> **Directions**
Pull out every line below that contains the word "more".
BEGIN Dataset entries
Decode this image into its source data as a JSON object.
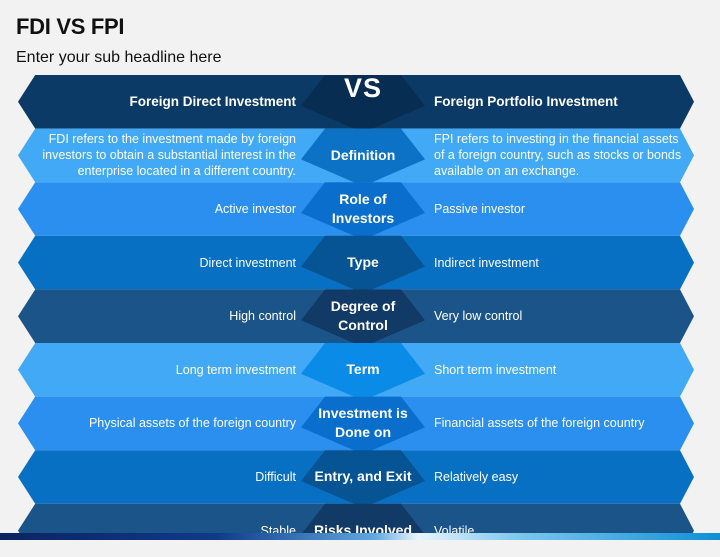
{
  "title": "FDI VS FPI",
  "subtitle": "Enter your sub headline here",
  "header": {
    "left": "Foreign Direct Investment",
    "center": "VS",
    "right": "Foreign Portfolio Investment",
    "color": "#0b3a66",
    "center_color": "#082d52"
  },
  "rows": [
    {
      "criterion": "Definition",
      "fdi": "FDI refers to the investment made by foreign investors to obtain a substantial interest in the enterprise located in a different country.",
      "fpi": "FPI refers to investing in the financial assets of a foreign country, such as stocks or bonds available on an exchange.",
      "color": "#41a9f5",
      "center_color": "#0b72c6"
    },
    {
      "criterion": "Role of Investors",
      "fdi": "Active investor",
      "fpi": "Passive investor",
      "color": "#2b8ff0",
      "center_color": "#0a6fcc"
    },
    {
      "criterion": "Type",
      "fdi": "Direct investment",
      "fpi": "Indirect investment",
      "color": "#0870c2",
      "center_color": "#075494"
    },
    {
      "criterion": "Degree of Control",
      "fdi": "High control",
      "fpi": "Very low control",
      "color": "#1b5489",
      "center_color": "#123a66"
    },
    {
      "criterion": "Term",
      "fdi": "Long term investment",
      "fpi": "Short term investment",
      "color": "#41a9f5",
      "center_color": "#0b8be8"
    },
    {
      "criterion": "Investment is Done on",
      "fdi": "Physical assets of the foreign country",
      "fpi": "Financial assets of the foreign country",
      "color": "#2b8ff0",
      "center_color": "#0a6fcc"
    },
    {
      "criterion": "Entry, and Exit",
      "fdi": "Difficult",
      "fpi": "Relatively easy",
      "color": "#0870c2",
      "center_color": "#075494"
    },
    {
      "criterion": "Risks Involved",
      "fdi": "Stable",
      "fpi": "Volatile",
      "color": "#1b5489",
      "center_color": "#123a66"
    }
  ]
}
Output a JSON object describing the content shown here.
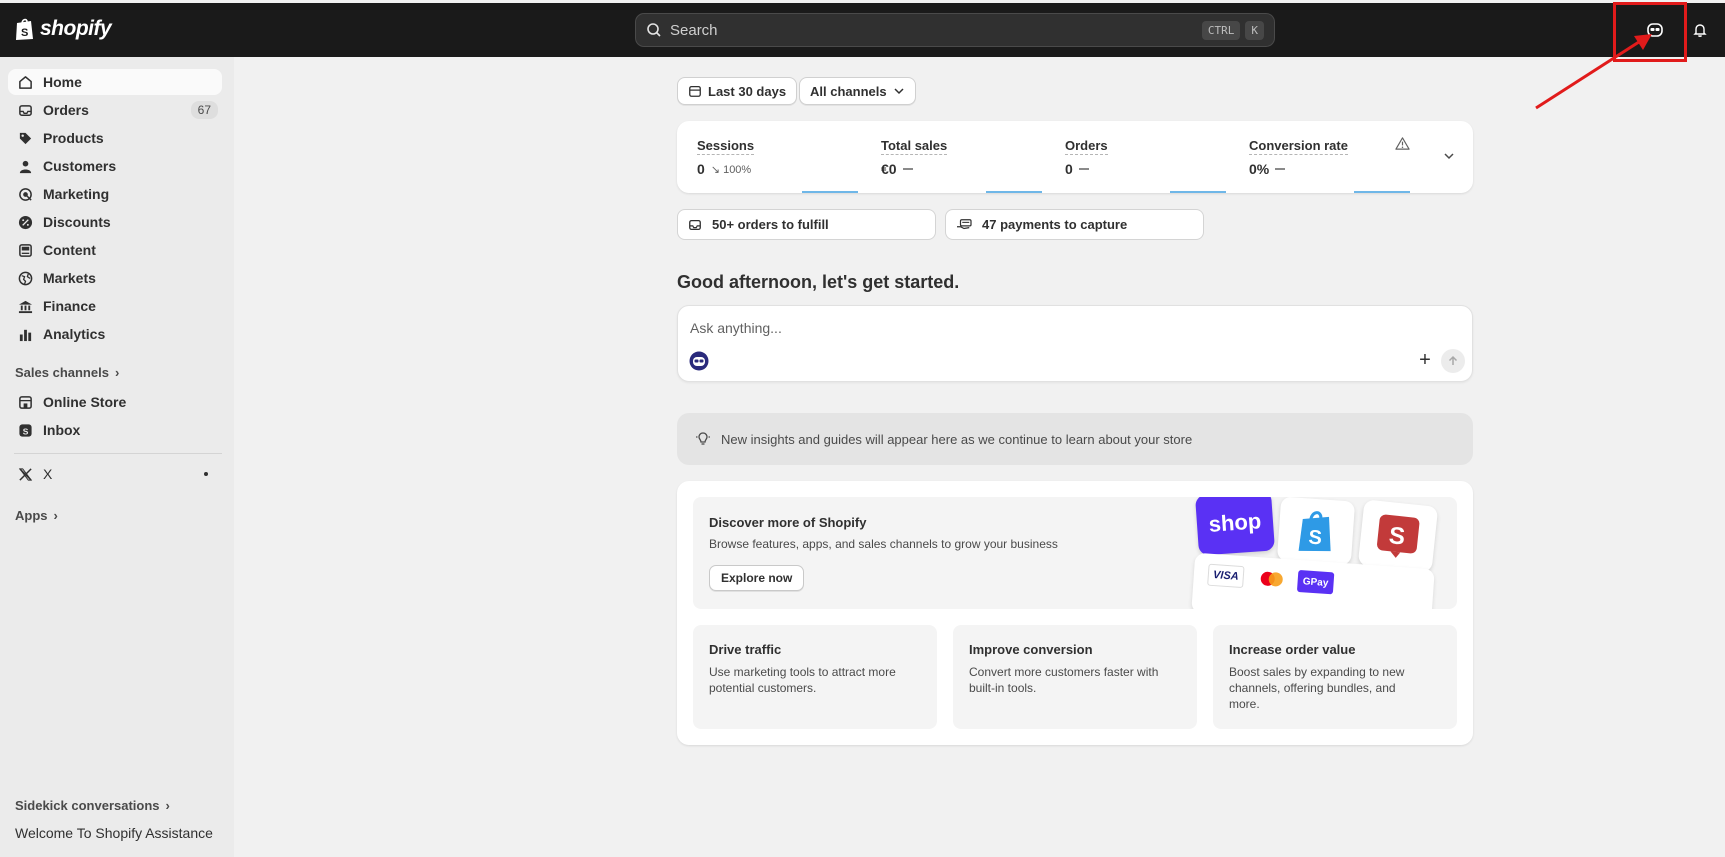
{
  "topbar": {
    "logo_text": "shopify",
    "search_placeholder": "Search",
    "shortcut_keys": [
      "CTRL",
      "K"
    ],
    "icons": [
      "sidekick-icon",
      "bell-icon"
    ]
  },
  "sidebar": {
    "items": [
      {
        "label": "Home",
        "icon": "home-icon",
        "active": true
      },
      {
        "label": "Orders",
        "icon": "inbox-icon",
        "badge": "67"
      },
      {
        "label": "Products",
        "icon": "tag-icon"
      },
      {
        "label": "Customers",
        "icon": "person-icon"
      },
      {
        "label": "Marketing",
        "icon": "target-icon"
      },
      {
        "label": "Discounts",
        "icon": "discount-icon"
      },
      {
        "label": "Content",
        "icon": "content-icon"
      },
      {
        "label": "Markets",
        "icon": "globe-icon"
      },
      {
        "label": "Finance",
        "icon": "bank-icon"
      },
      {
        "label": "Analytics",
        "icon": "bar-chart-icon"
      }
    ],
    "sales_channels_label": "Sales channels",
    "channels": [
      {
        "label": "Online Store",
        "icon": "store-icon"
      },
      {
        "label": "Inbox",
        "icon": "shopify-inbox-icon"
      }
    ],
    "x_app_label": "X",
    "apps_label": "Apps",
    "sidekick_conversations_label": "Sidekick conversations",
    "conversation_item": "Welcome To Shopify Assistance"
  },
  "filters": {
    "date_range": "Last 30 days",
    "channel": "All channels"
  },
  "metrics": [
    {
      "title": "Sessions",
      "value": "0",
      "sub": "↘ 100%"
    },
    {
      "title": "Total sales",
      "value": "€0",
      "sub": ""
    },
    {
      "title": "Orders",
      "value": "0",
      "sub": ""
    },
    {
      "title": "Conversion rate",
      "value": "0%",
      "sub": ""
    }
  ],
  "tasks": {
    "fulfill": "50+ orders to fulfill",
    "capture": "47 payments to capture"
  },
  "greeting": "Good afternoon, let's get started.",
  "ask": {
    "placeholder": "Ask anything..."
  },
  "insights_text": "New insights and guides will appear here as we continue to learn about your store",
  "discover": {
    "title": "Discover more of Shopify",
    "description": "Browse features, apps, and sales channels to grow your business",
    "button": "Explore now",
    "shop_tile": "shop",
    "visa_label": "VISA",
    "gpay_label": "GPay"
  },
  "cards": [
    {
      "title": "Drive traffic",
      "desc": "Use marketing tools to attract more potential customers."
    },
    {
      "title": "Improve conversion",
      "desc": "Convert more customers faster with built-in tools."
    },
    {
      "title": "Increase order value",
      "desc": "Boost sales by expanding to new channels, offering bundles, and more."
    }
  ],
  "colors": {
    "topbar": "#1a1a1a",
    "annotation": "#e11b1b",
    "shop_purple": "#5a31f4",
    "sparkline": "#6fb7e8"
  }
}
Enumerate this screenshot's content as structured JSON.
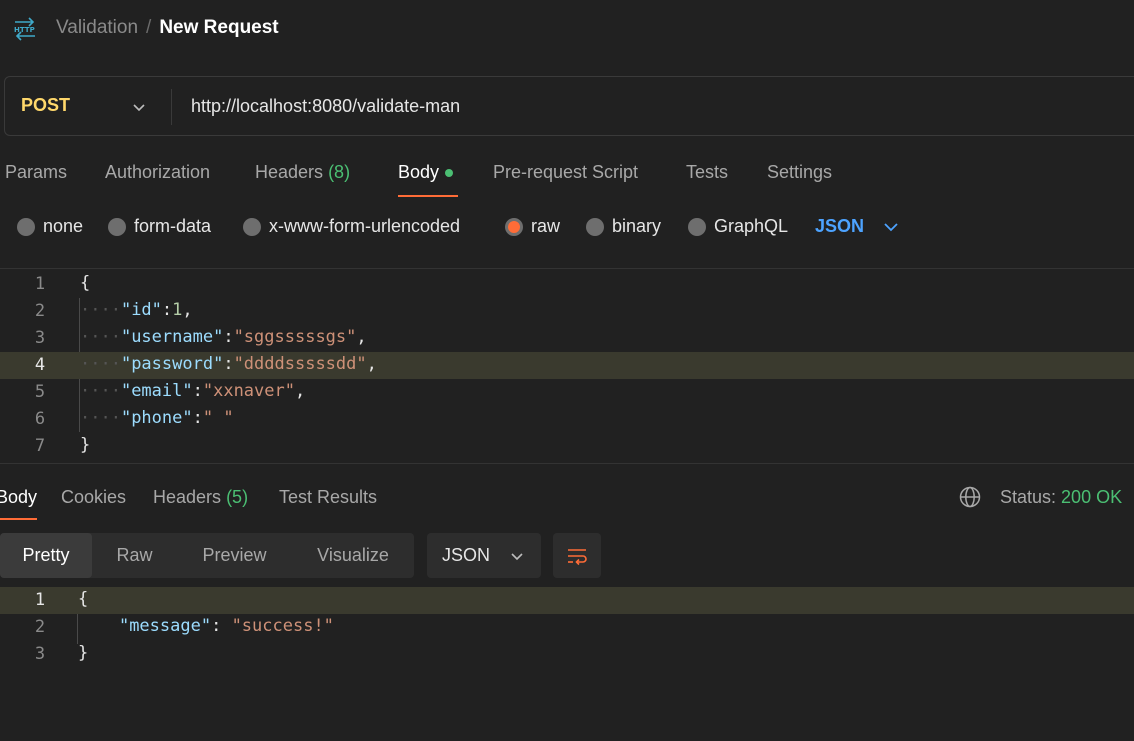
{
  "breadcrumb": {
    "parent": "Validation",
    "separator": "/",
    "current": "New Request"
  },
  "request": {
    "method": "POST",
    "url": "http://localhost:8080/validate-man"
  },
  "request_tabs": [
    {
      "label": "Params"
    },
    {
      "label": "Authorization"
    },
    {
      "label": "Headers",
      "count": "(8)"
    },
    {
      "label": "Body",
      "active": true
    },
    {
      "label": "Pre-request Script"
    },
    {
      "label": "Tests"
    },
    {
      "label": "Settings"
    }
  ],
  "body_types": [
    "none",
    "form-data",
    "x-www-form-urlencoded",
    "raw",
    "binary",
    "GraphQL"
  ],
  "body_type_selected": "raw",
  "body_format": "JSON",
  "request_body_lines": [
    {
      "n": "1",
      "open": "{"
    },
    {
      "n": "2",
      "key": "\"id\"",
      "num": "1",
      "tail": ","
    },
    {
      "n": "3",
      "key": "\"username\"",
      "str": "\"sggsssssgs\"",
      "tail": ","
    },
    {
      "n": "4",
      "key": "\"password\"",
      "str": "\"ddddsssssdd\"",
      "tail": ","
    },
    {
      "n": "5",
      "key": "\"email\"",
      "str": "\"xxnaver\"",
      "tail": ","
    },
    {
      "n": "6",
      "key": "\"phone\"",
      "str": "\" \""
    },
    {
      "n": "7",
      "close": "}"
    }
  ],
  "response_tabs": [
    {
      "label": "Body",
      "active": true
    },
    {
      "label": "Cookies"
    },
    {
      "label": "Headers",
      "count": "(5)"
    },
    {
      "label": "Test Results"
    }
  ],
  "status": {
    "label": "Status:",
    "value": "200 OK"
  },
  "response_views": [
    "Pretty",
    "Raw",
    "Preview",
    "Visualize"
  ],
  "response_view_selected": "Pretty",
  "response_format": "JSON",
  "response_body_lines": [
    {
      "n": "1",
      "text": "{"
    },
    {
      "n": "2",
      "key": "\"message\"",
      "str": "\"success!\""
    },
    {
      "n": "3",
      "text": "}"
    }
  ],
  "icons": {
    "http": "http-icon",
    "method_dropdown": "chevron-down-icon",
    "format_dropdown": "chevron-down-icon",
    "globe": "globe-icon",
    "wrap": "wrap-lines-icon"
  },
  "colors": {
    "background": "#212121",
    "accent": "#ff6c37",
    "method": "#ffd86b",
    "success": "#4bbf73",
    "json_link": "#4da3ff"
  }
}
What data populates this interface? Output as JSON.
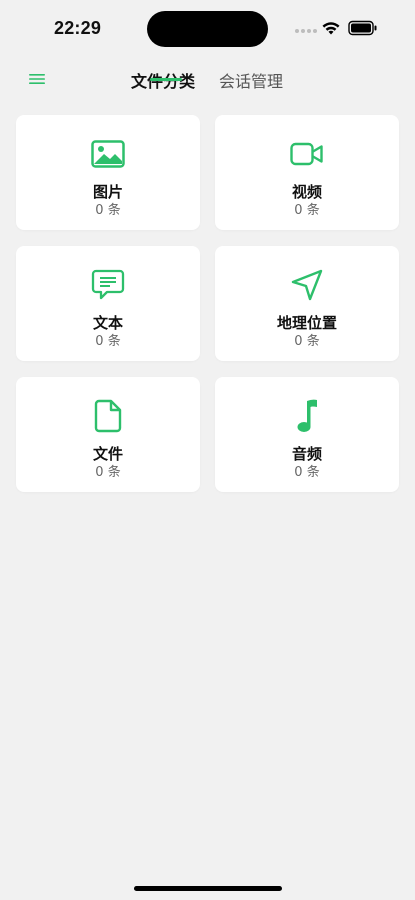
{
  "status": {
    "time": "22:29"
  },
  "nav": {
    "tabs": [
      {
        "label": "文件分类",
        "active": true
      },
      {
        "label": "会话管理",
        "active": false
      }
    ]
  },
  "categories": [
    {
      "title": "图片",
      "count": "0 条",
      "icon": "image-icon"
    },
    {
      "title": "视频",
      "count": "0 条",
      "icon": "video-icon"
    },
    {
      "title": "文本",
      "count": "0 条",
      "icon": "message-icon"
    },
    {
      "title": "地理位置",
      "count": "0 条",
      "icon": "location-icon"
    },
    {
      "title": "文件",
      "count": "0 条",
      "icon": "file-icon"
    },
    {
      "title": "音频",
      "count": "0 条",
      "icon": "music-icon"
    }
  ],
  "colors": {
    "accent": "#2dbf6b",
    "background": "#f1f1f1",
    "card": "#ffffff"
  }
}
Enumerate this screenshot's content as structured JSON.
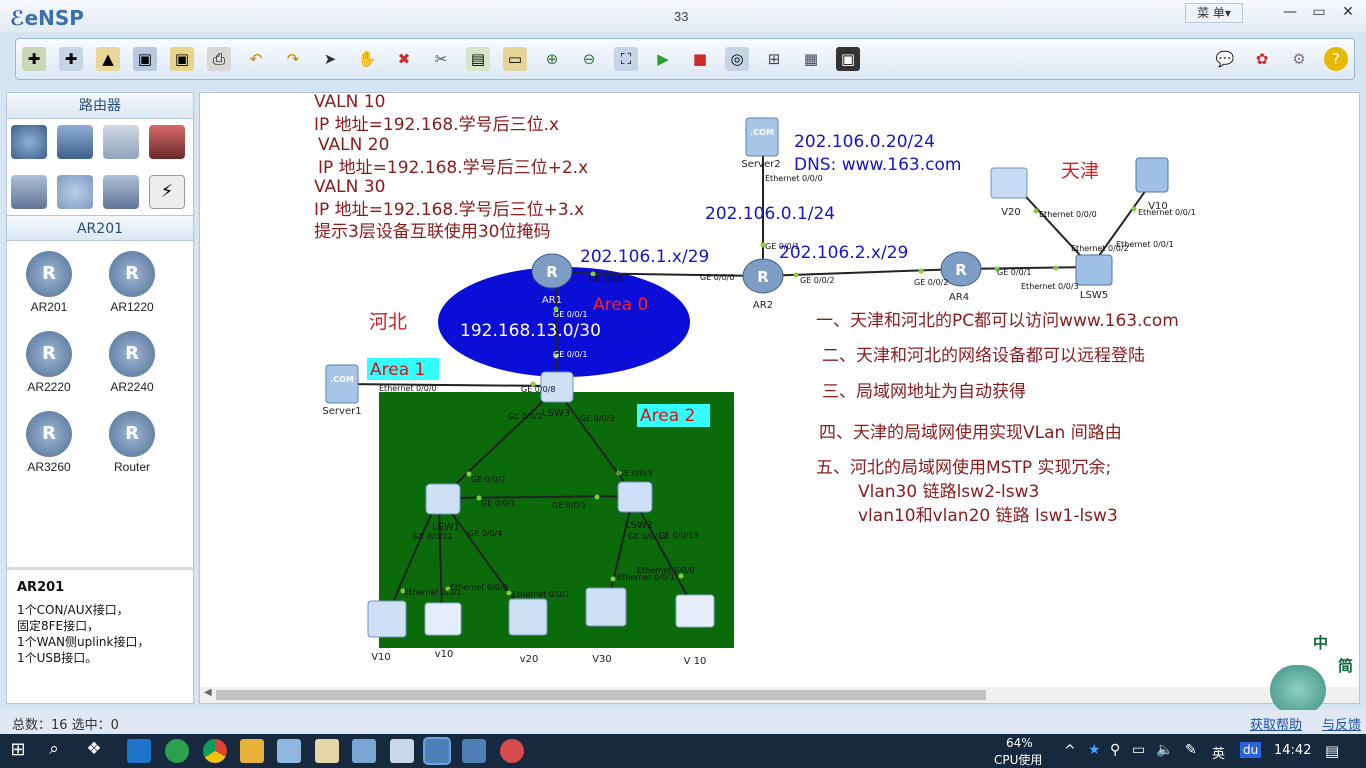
{
  "app": {
    "name": "eNSP",
    "window_title": "33",
    "menu_label": "菜 单▾"
  },
  "window_controls": {
    "minimize": "—",
    "maximize": "▭",
    "close": "✕"
  },
  "toolbar": {
    "icons": [
      "new-topology-icon",
      "new-config-icon",
      "open-icon",
      "save-icon",
      "save-as-icon",
      "print-icon",
      "undo-icon",
      "redo-icon",
      "select-icon",
      "pan-hand-icon",
      "delete-icon",
      "delete-link-icon",
      "text-note-icon",
      "rectangle-icon",
      "zoom-in-icon",
      "zoom-out-icon",
      "fit-view-icon",
      "start-device-icon",
      "stop-device-icon",
      "capture-icon",
      "topology-view-icon",
      "grid-icon",
      "console-icon"
    ],
    "right_icons": [
      "chat-icon",
      "huawei-logo-icon",
      "settings-icon",
      "help-icon"
    ]
  },
  "left_panel": {
    "category_title": "路由器",
    "subcategory_title": "AR201",
    "devices": [
      {
        "name": "AR201"
      },
      {
        "name": "AR1220"
      },
      {
        "name": "AR2220"
      },
      {
        "name": "AR2240"
      },
      {
        "name": "AR3260"
      },
      {
        "name": "Router"
      }
    ],
    "description_title": "AR201",
    "description_lines": [
      "1个CON/AUX接口，",
      "固定8FE接口，",
      "1个WAN侧uplink接口，",
      "1个USB接口。"
    ]
  },
  "notes": {
    "left": [
      "VALN 10",
      "IP 地址=192.168.学号后三位.x",
      "VALN 20",
      "IP 地址=192.168.学号后三位+2.x",
      "VALN 30",
      "IP 地址=192.168.学号后三位+3.x",
      "提示3层设备互联使用30位掩码"
    ],
    "requirements": [
      "一、天津和河北的PC都可以访问www.163.com",
      "二、天津和河北的网络设备都可以远程登陆",
      "三、局域网地址为自动获得",
      "四、天津的局域网使用实现VLan 间路由",
      "五、河北的局域网使用MSTP 实现冗余;",
      "Vlan30 链路lsw2-lsw3",
      "vlan10和vlan20 链路 lsw1-lsw3"
    ]
  },
  "topology": {
    "region_tianjin": "天津",
    "region_hebei": "河北",
    "area0": "Area 0",
    "area1": "Area 1",
    "area2": "Area 2",
    "area0_net": "192.168.13.0/30",
    "server2_ip": "202.106.0.20/24",
    "server2_dns": "DNS: www.163.com",
    "ar2_server_net": "202.106.0.1/24",
    "ar1_ar2_net": "202.106.1.x/29",
    "ar2_ar4_net": "202.106.2.x/29",
    "devices": {
      "server2": "Server2",
      "server1": "Server1",
      "ar1": "AR1",
      "ar2": "AR2",
      "ar4": "AR4",
      "lsw5": "LSW5",
      "lsw3": "LSW3",
      "lsw1": "LSW1",
      "lsw2": "LSW2",
      "tj_v20": "V20",
      "tj_v10": "V10",
      "hb_pc1": "V10",
      "hb_pc2": "v10",
      "hb_pc3": "v20",
      "hb_pc4": "V30",
      "hb_pc5": "V 10"
    },
    "ports": {
      "server2_eth": "Ethernet 0/0/0",
      "ar2_ge001_top": "GE 0/0/1",
      "ar1_ge000": "GE 0/0/0",
      "ar2_ge000": "GE 0/0/0",
      "ar2_ge002": "GE 0/0/2",
      "ar4_ge002": "GE 0/0/2",
      "ar4_ge001": "GE 0/0/1",
      "lsw5_eth003": "Ethernet 0/0/3",
      "lsw5_eth002": "Ethernet 0/0/2",
      "lsw5_eth001b": "Ethernet 0/0/1",
      "v20_eth000": "Ethernet 0/0/0",
      "v10_eth001": "Ethernet 0/0/1",
      "ar1_ge001": "GE 0/0/1",
      "lsw3_ge001": "GE 0/0/1",
      "server1_eth": "Ethernet 0/0/0",
      "lsw3_ge008": "GE 0/0/8",
      "lsw3_ge002": "GE 0/0/2",
      "lsw3_ge003": "GE 0/0/3",
      "lsw1_ge002": "GE 0/0/2",
      "lsw2_ge003": "GE 0/0/3",
      "lsw1_ge001": "GE 0/0/1",
      "lsw2_ge001": "GE 0/0/1",
      "lsw1_ports": "GE 0/0/11",
      "lsw1_ge004": "GE 0/0/4",
      "lsw2_ge0012": "GE 0/0/12",
      "lsw2_ge0013": "GE 0/0/13",
      "pc1_eth": "Ethernet 0/0/1",
      "pc2_eth": "Ethernet 0/0/0",
      "pc3_eth": "Ethernet 0/0/1",
      "pc4_eth": "Ethernet 0/0/1",
      "pc5_eth": "Ethernet 0/0/0"
    }
  },
  "status_bar": {
    "summary": "总数：16 选中：0",
    "help_left": "获取帮助",
    "help_right": "与反馈"
  },
  "ime_float": {
    "a": "中",
    "b": "简"
  },
  "taskbar": {
    "cpu_percent": "64%",
    "cpu_label": "CPU使用",
    "lang": "英",
    "baidu": "du",
    "time": "14:42"
  },
  "colors": {
    "area0_fill": "#0a0ed6",
    "area2_fill": "#0b6b0b",
    "area_label_bg": "#33ffff",
    "note_left": "#8b1b1b",
    "note_blue": "#1515c8",
    "area_label_red": "#ff2020"
  }
}
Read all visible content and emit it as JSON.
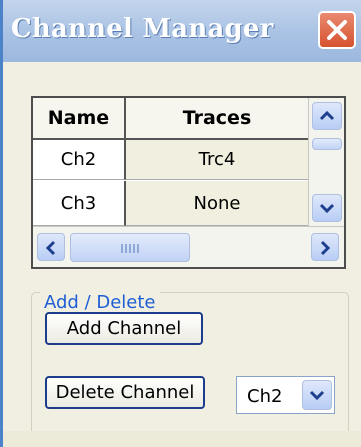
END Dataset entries
> **Response to the task**
    "title": "Discover more of Shopify",
      "desc": "Use marketing tools to attract more potential customers."
      "desc": "Convert more customers faster with built-in tools."
      "desc": "Boost sales by expanding to new channels, offering bundles, and more."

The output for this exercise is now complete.